“Latino Achievement in Chicago’s Selective Enrollment High Schools” – Olga B. Delgado-Cano
Author: Olga B. Delgado-Cano
Department: UIC Institute for Policy and Civic Engagement
Faculty: Mitzi Ramos, Ph. D. / LARES
The Chicago Public School system is composed of four major types of schools: neighborhood, charter, magnet, and selective enrollment. There are eleven Selective Enrollment High Schools (SEHS) in Chicago and to gain admission, students must go through a four-tier system where seats are allocated based on academic performance and socioeconomic variables.
This two-part study not only examines the academic literature spanning from 2003 to 2018 to determine the impact of Chicago’s SEHS on Latino recruitment, retention, and graduation rates, but it also provides a case study of three predominant Latino Chicago SEHS (John Hancock College Prep, Lane Technical High School and Whitney Young Magnet High School) to assess the validity of the academic literature. Literature review findings revealed that Latino students are disadvantaged when it comes to SEHS recruitment, retention, and graduation rates. Even though the most qualified Latino students are gaining admission into SEHS, the resources to ensure their success are lacking. Case study findings confirm what is being noted in the literature. Although Latinos are represented in Chicago’s SEHS, not enough is being done to ensure that they have equal access to these types of schools and that they are provided with the academic skills needed to succeed in higher education.
While some SEHS preparing students academically, this is not the case for SEHS that have high rates of Latino students.
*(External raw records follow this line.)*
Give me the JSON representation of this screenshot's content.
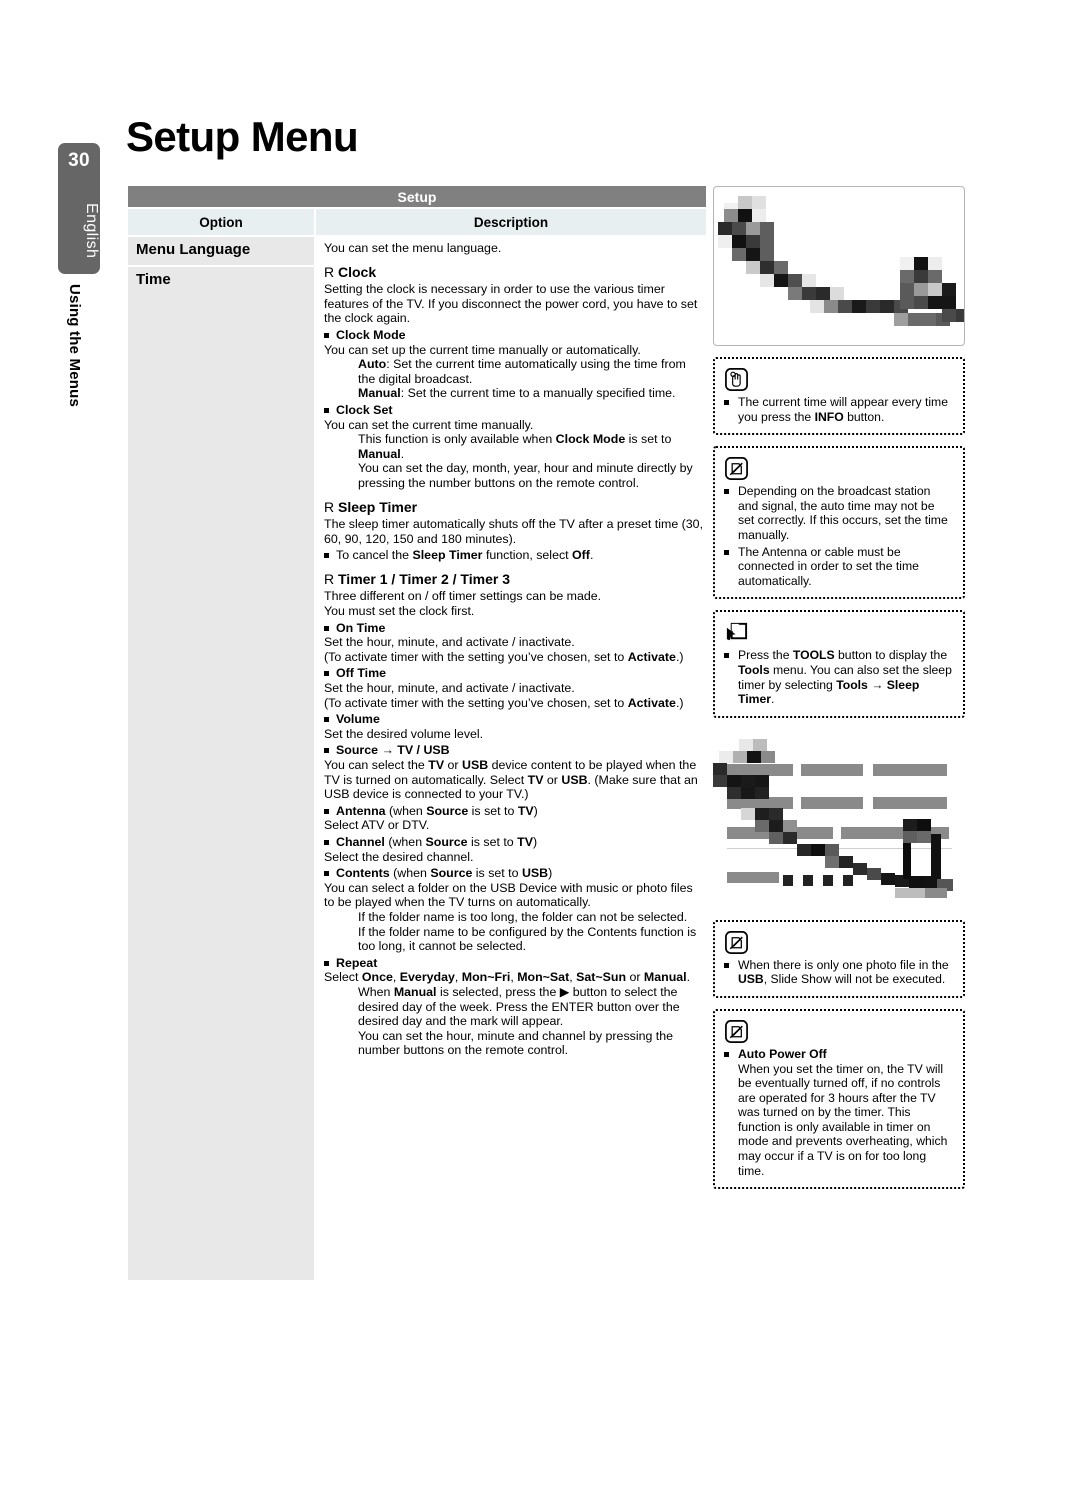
{
  "sidebar": {
    "page_number": "30",
    "language": "English",
    "chapter": "Using the Menus"
  },
  "page_title": "Setup Menu",
  "table": {
    "title": "Setup",
    "headers": {
      "option": "Option",
      "description": "Description"
    },
    "rows": [
      {
        "option": "Menu Language",
        "description": "You can set the menu language."
      },
      {
        "option": "Time",
        "description": ""
      }
    ]
  },
  "content": {
    "clock": {
      "heading": "Clock",
      "rmark": "R",
      "intro": "Setting the clock is necessary in order to use the various timer features of the TV. If you disconnect the power cord, you have to set the clock again.",
      "clock_mode_label": "Clock Mode",
      "clock_mode_text": "You can set up the current time manually or automatically.",
      "auto_label": "Auto",
      "auto_text": ": Set the current time automatically using the time from the digital broadcast.",
      "manual_label": "Manual",
      "manual_text": ": Set the current time to a manually specified time.",
      "clock_set_label": "Clock Set",
      "clock_set_text": "You can set the current time manually.",
      "clock_set_note1_a": "This function is only available when ",
      "clock_set_note1_b": "Clock Mode",
      "clock_set_note1_c": " is set to ",
      "clock_set_note1_d": "Manual",
      "clock_set_note1_e": ".",
      "clock_set_note2": "You can set the day, month, year, hour and minute directly by pressing the number buttons on the remote control."
    },
    "sleep_timer": {
      "heading": "Sleep Timer",
      "rmark": "R",
      "text": "The sleep timer automatically shuts off the TV after a preset time (30, 60, 90, 120, 150 and 180 minutes).",
      "cancel_a": "To cancel the ",
      "cancel_b": "Sleep Timer",
      "cancel_c": " function, select ",
      "cancel_d": "Off",
      "cancel_e": "."
    },
    "timers": {
      "heading": "Timer 1 / Timer 2 / Timer 3",
      "rmark": "R",
      "intro1": "Three different on / off timer settings can be made.",
      "intro2": "You must set the clock first.",
      "on_time_label": "On Time",
      "on_time_text": "Set the hour, minute, and activate / inactivate.",
      "on_time_note_a": "(To activate timer with the setting you’ve chosen, set to ",
      "on_time_note_b": "Activate",
      "on_time_note_c": ".)",
      "off_time_label": "Off Time",
      "off_time_text": "Set the hour, minute, and activate / inactivate.",
      "off_time_note_a": "(To activate timer with the setting you’ve chosen, set to ",
      "off_time_note_b": "Activate",
      "off_time_note_c": ".)",
      "volume_label": "Volume",
      "volume_text": "Set the desired volume level.",
      "source_label": "Source → TV / USB",
      "source_text_a": "You can select the ",
      "source_text_b": "TV",
      "source_text_c": " or ",
      "source_text_d": "USB",
      "source_text_e": " device content to be played when the TV is turned on automatically. Select ",
      "source_text_f": "TV",
      "source_text_g": " or ",
      "source_text_h": "USB",
      "source_text_i": ". (Make sure that an USB device is connected to your TV.)",
      "antenna_label": "Antenna",
      "antenna_cond_a": " (when ",
      "antenna_cond_b": "Source",
      "antenna_cond_c": " is set to ",
      "antenna_cond_d": "TV",
      "antenna_cond_e": ")",
      "antenna_text": "Select ATV or DTV.",
      "channel_label": "Channel",
      "channel_cond_a": " (when ",
      "channel_cond_b": "Source",
      "channel_cond_c": " is set to ",
      "channel_cond_d": "TV",
      "channel_cond_e": ")",
      "channel_text": "Select the desired channel.",
      "contents_label": "Contents",
      "contents_cond_a": " (when ",
      "contents_cond_b": "Source",
      "contents_cond_c": " is set to ",
      "contents_cond_d": "USB",
      "contents_cond_e": ")",
      "contents_text": "You can select a folder on the USB Device with music or photo files to be played when the TV turns on automatically.",
      "contents_note1": "If the folder name is too long, the folder can not be selected.",
      "contents_note2": "If the folder name to be configured by the Contents function is too long, it cannot be selected.",
      "repeat_label": "Repeat",
      "repeat_select_a": "Select ",
      "repeat_select_b": "Once",
      "repeat_select_c": ", ",
      "repeat_select_d": "Everyday",
      "repeat_select_e": ", ",
      "repeat_select_f": "Mon~Fri",
      "repeat_select_g": ", ",
      "repeat_select_h": "Mon~Sat",
      "repeat_select_i": ", ",
      "repeat_select_j": "Sat~Sun",
      "repeat_select_k": " or ",
      "repeat_select_l": "Manual",
      "repeat_select_m": ".",
      "repeat_note1_a": "When ",
      "repeat_note1_b": "Manual",
      "repeat_note1_c": " is selected, press the ▶ button to select the desired day of the week. Press the ENTER     button over the desired day and the      mark will appear.",
      "repeat_note2": "You can set the hour, minute and channel by pressing the number buttons on the remote control."
    }
  },
  "notes": [
    {
      "icon": "hand-press-icon",
      "items": [
        {
          "a": "The current time will appear every time you press the ",
          "b": "INFO",
          "c": " button."
        }
      ]
    },
    {
      "icon": "note-pencil-icon",
      "items": [
        {
          "a": "Depending on the broadcast station and signal, the auto time may not be set correctly. If this occurs, set the time manually.",
          "b": "",
          "c": ""
        },
        {
          "a": "The Antenna or cable must be connected in order to set the time automatically.",
          "b": "",
          "c": ""
        }
      ]
    },
    {
      "icon": "tools-cursor-icon",
      "items": [
        {
          "a": "Press the ",
          "b": "TOOLS",
          "c": " button to display the ",
          "d": "Tools",
          "e": " menu. You can also set the sleep timer by selecting ",
          "f": "Tools → Sleep Timer",
          "g": "."
        }
      ]
    },
    {
      "icon": "note-pencil-icon",
      "items": [
        {
          "a": "When there is only one photo file in the ",
          "b": "USB",
          "c": ", Slide Show will not be executed."
        }
      ]
    },
    {
      "icon": "note-pencil-icon",
      "heading": "Auto Power Off",
      "items": [
        {
          "a": "When you set the timer on, the TV will be eventually turned off, if no controls are operated for 3 hours after the TV was turned on by the timer. This function is only available in timer on mode and prevents overheating, which may occur if a TV is on for too long time.",
          "b": "",
          "c": ""
        }
      ]
    }
  ],
  "colors": {
    "table_title_bg": "#808080",
    "table_head_bg": "#e7eff0",
    "option_cell_bg": "#e8e8e8",
    "sidebar_bg": "#666666"
  }
}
To ensure education equality, the admission process needs to be reevaluated as Latino parents are often unaware of SEHS and, if they are aware of these schools, the application process tends to lead to confusion. When it comes to retention, even though SEHS outperform district averages, greater academic support services are needed in SEHS with high Latino student bodies as this population tends to have lower college preparedness rates and first year college retention rates.
Keywords: CPS, Selective Enrollment, Latino, Tier System